[Collected data entries]
^^^^^^^^

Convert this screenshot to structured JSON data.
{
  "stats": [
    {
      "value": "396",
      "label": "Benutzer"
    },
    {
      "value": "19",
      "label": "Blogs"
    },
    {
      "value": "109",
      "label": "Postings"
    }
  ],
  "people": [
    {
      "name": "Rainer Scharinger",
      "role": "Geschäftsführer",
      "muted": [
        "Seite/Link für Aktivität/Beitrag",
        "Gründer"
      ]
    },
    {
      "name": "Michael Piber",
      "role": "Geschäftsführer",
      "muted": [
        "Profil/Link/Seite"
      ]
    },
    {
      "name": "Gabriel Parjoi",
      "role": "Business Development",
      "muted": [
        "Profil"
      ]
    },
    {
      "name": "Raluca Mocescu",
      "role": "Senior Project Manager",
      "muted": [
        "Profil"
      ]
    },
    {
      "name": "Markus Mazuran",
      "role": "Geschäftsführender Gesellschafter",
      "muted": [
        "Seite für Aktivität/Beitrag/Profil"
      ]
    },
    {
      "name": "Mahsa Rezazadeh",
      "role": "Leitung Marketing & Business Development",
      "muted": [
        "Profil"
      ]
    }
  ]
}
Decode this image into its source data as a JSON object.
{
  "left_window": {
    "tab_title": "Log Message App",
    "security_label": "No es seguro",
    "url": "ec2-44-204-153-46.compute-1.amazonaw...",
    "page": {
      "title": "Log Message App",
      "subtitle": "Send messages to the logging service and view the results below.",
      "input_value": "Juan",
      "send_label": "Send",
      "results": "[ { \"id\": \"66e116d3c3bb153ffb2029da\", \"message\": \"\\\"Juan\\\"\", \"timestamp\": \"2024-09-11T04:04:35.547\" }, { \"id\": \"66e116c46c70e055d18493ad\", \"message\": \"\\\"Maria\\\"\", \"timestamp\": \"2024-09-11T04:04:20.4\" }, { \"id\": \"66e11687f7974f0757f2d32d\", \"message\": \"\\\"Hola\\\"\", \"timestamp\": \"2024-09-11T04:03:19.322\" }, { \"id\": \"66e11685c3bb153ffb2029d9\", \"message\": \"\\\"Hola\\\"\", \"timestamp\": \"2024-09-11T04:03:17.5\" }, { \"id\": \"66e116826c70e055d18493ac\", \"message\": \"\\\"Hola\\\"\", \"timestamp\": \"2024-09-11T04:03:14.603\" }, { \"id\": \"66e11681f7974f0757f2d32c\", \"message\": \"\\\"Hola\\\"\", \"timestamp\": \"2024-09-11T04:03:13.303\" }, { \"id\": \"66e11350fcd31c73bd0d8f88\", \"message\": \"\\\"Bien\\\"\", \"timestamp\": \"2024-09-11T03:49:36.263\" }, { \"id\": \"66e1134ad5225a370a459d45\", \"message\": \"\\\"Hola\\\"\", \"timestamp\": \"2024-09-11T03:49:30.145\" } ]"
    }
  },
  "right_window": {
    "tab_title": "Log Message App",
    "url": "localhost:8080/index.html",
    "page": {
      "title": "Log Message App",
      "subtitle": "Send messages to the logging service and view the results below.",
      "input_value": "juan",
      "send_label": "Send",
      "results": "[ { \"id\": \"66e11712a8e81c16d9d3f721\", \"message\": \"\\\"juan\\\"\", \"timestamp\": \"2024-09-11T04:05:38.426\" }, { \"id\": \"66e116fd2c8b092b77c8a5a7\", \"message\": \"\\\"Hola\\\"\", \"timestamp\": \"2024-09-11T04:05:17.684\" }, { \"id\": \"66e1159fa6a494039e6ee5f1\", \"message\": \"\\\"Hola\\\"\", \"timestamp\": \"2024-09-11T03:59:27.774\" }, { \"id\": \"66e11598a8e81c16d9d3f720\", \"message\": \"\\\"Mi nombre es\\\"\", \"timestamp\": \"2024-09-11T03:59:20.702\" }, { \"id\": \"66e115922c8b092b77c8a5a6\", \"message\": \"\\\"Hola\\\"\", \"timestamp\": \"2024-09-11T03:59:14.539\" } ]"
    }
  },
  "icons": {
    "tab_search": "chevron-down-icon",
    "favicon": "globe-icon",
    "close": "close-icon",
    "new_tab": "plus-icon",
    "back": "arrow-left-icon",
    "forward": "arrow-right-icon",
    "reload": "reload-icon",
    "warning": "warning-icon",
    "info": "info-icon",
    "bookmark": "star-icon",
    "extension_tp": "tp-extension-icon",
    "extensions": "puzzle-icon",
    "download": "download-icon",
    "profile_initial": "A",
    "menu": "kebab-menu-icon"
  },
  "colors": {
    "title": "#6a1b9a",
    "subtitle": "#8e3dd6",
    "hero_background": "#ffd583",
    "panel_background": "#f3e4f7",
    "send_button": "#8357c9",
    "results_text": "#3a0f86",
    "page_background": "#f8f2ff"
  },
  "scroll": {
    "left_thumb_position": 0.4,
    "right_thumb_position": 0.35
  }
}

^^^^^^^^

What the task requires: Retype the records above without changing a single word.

Response to the task:
Convert this screenshot to structured JSON data.
{
  "stats": [
    {
      "value": "396",
      "label": "Benutzer"
    },
    {
      "value": "19",
      "label": "Blogs"
    },
    {
      "value": "109",
      "label": "Postings"
    }
  ],
  "people": [
    {
      "name": "Rainer Scharinger",
      "role": "Geschäftsführer",
      "muted": [
        "Seite/Link für Aktivität/Beitrag",
        "Gründer"
      ]
    },
    {
      "name": "Michael Piber",
      "role": "Geschäftsführer",
      "muted": [
        "Profil/Link/Seite"
      ]
    },
    {
      "name": "Gabriel Parjoi",
      "role": "Business Development",
      "muted": [
        "Profil"
      ]
    },
    {
      "name": "Raluca Mocescu",
      "role": "Senior Project Manager",
      "muted": [
        "Profil"
      ]
    },
    {
      "name": "Markus Mazuran",
      "role": "Geschäftsführender Gesellschafter",
      "muted": [
        "Seite für Aktivität/Beitrag/Profil"
      ]
    },
    {
      "name": "Mahsa Rezazadeh",
      "role": "Leitung Marketing & Business Development",
      "muted": [
        "Profil"
      ]
    }
  ]
}
Decode this image into its source data as a JSON object.
{
  "left_window": {
    "tab_title": "Log Message App",
    "security_label": "No es seguro",
    "url": "ec2-44-204-153-46.compute-1.amazonaw...",
    "page": {
      "title": "Log Message App",
      "subtitle": "Send messages to the logging service and view the results below.",
      "input_value": "Juan",
      "send_label": "Send",
      "results": "[ { \"id\": \"66e116d3c3bb153ffb2029da\", \"message\": \"\\\"Juan\\\"\", \"timestamp\": \"2024-09-11T04:04:35.547\" }, { \"id\": \"66e116c46c70e055d18493ad\", \"message\": \"\\\"Maria\\\"\", \"timestamp\": \"2024-09-11T04:04:20.4\" }, { \"id\": \"66e11687f7974f0757f2d32d\", \"message\": \"\\\"Hola\\\"\", \"timestamp\": \"2024-09-11T04:03:19.322\" }, { \"id\": \"66e11685c3bb153ffb2029d9\", \"message\": \"\\\"Hola\\\"\", \"timestamp\": \"2024-09-11T04:03:17.5\" }, { \"id\": \"66e116826c70e055d18493ac\", \"message\": \"\\\"Hola\\\"\", \"timestamp\": \"2024-09-11T04:03:14.603\" }, { \"id\": \"66e11681f7974f0757f2d32c\", \"message\": \"\\\"Hola\\\"\", \"timestamp\": \"2024-09-11T04:03:13.303\" }, { \"id\": \"66e11350fcd31c73bd0d8f88\", \"message\": \"\\\"Bien\\\"\", \"timestamp\": \"2024-09-11T03:49:36.263\" }, { \"id\": \"66e1134ad5225a370a459d45\", \"message\": \"\\\"Hola\\\"\", \"timestamp\": \"2024-09-11T03:49:30.145\" } ]"
    }
  },
  "right_window": {
    "tab_title": "Log Message App",
    "url": "localhost:8080/index.html",
    "page": {
      "title": "Log Message App",
      "subtitle": "Send messages to the logging service and view the results below.",
      "input_value": "juan",
      "send_label": "Send",
      "results": "[ { \"id\": \"66e11712a8e81c16d9d3f721\", \"message\": \"\\\"juan\\\"\", \"timestamp\": \"2024-09-11T04:05:38.426\" }, { \"id\": \"66e116fd2c8b092b77c8a5a7\", \"message\": \"\\\"Hola\\\"\", \"timestamp\": \"2024-09-11T04:05:17.684\" }, { \"id\": \"66e1159fa6a494039e6ee5f1\", \"message\": \"\\\"Hola\\\"\", \"timestamp\": \"2024-09-11T03:59:27.774\" }, { \"id\": \"66e11598a8e81c16d9d3f720\", \"message\": \"\\\"Mi nombre es\\\"\", \"timestamp\": \"2024-09-11T03:59:20.702\" }, { \"id\": \"66e115922c8b092b77c8a5a6\", \"message\": \"\\\"Hola\\\"\", \"timestamp\": \"2024-09-11T03:59:14.539\" } ]"
    }
  },
  "icons": {
    "tab_search": "chevron-down-icon",
    "favicon": "globe-icon",
    "close": "close-icon",
    "new_tab": "plus-icon",
    "back": "arrow-left-icon",
    "forward": "arrow-right-icon",
    "reload": "reload-icon",
    "warning": "warning-icon",
    "info": "info-icon",
    "bookmark": "star-icon",
    "extension_tp": "tp-extension-icon",
    "extensions": "puzzle-icon",
    "download": "download-icon",
    "profile_initial": "A",
    "menu": "kebab-menu-icon"
  },
  "colors": {
    "title": "#6a1b9a",
    "subtitle": "#8e3dd6",
    "hero_background": "#ffd583",
    "panel_background": "#f3e4f7",
    "send_button": "#8357c9",
    "results_text": "#3a0f86",
    "page_background": "#f8f2ff"
  },
  "scroll": {
    "left_thumb_position": 0.4,
    "right_thumb_position": 0.35
  }
}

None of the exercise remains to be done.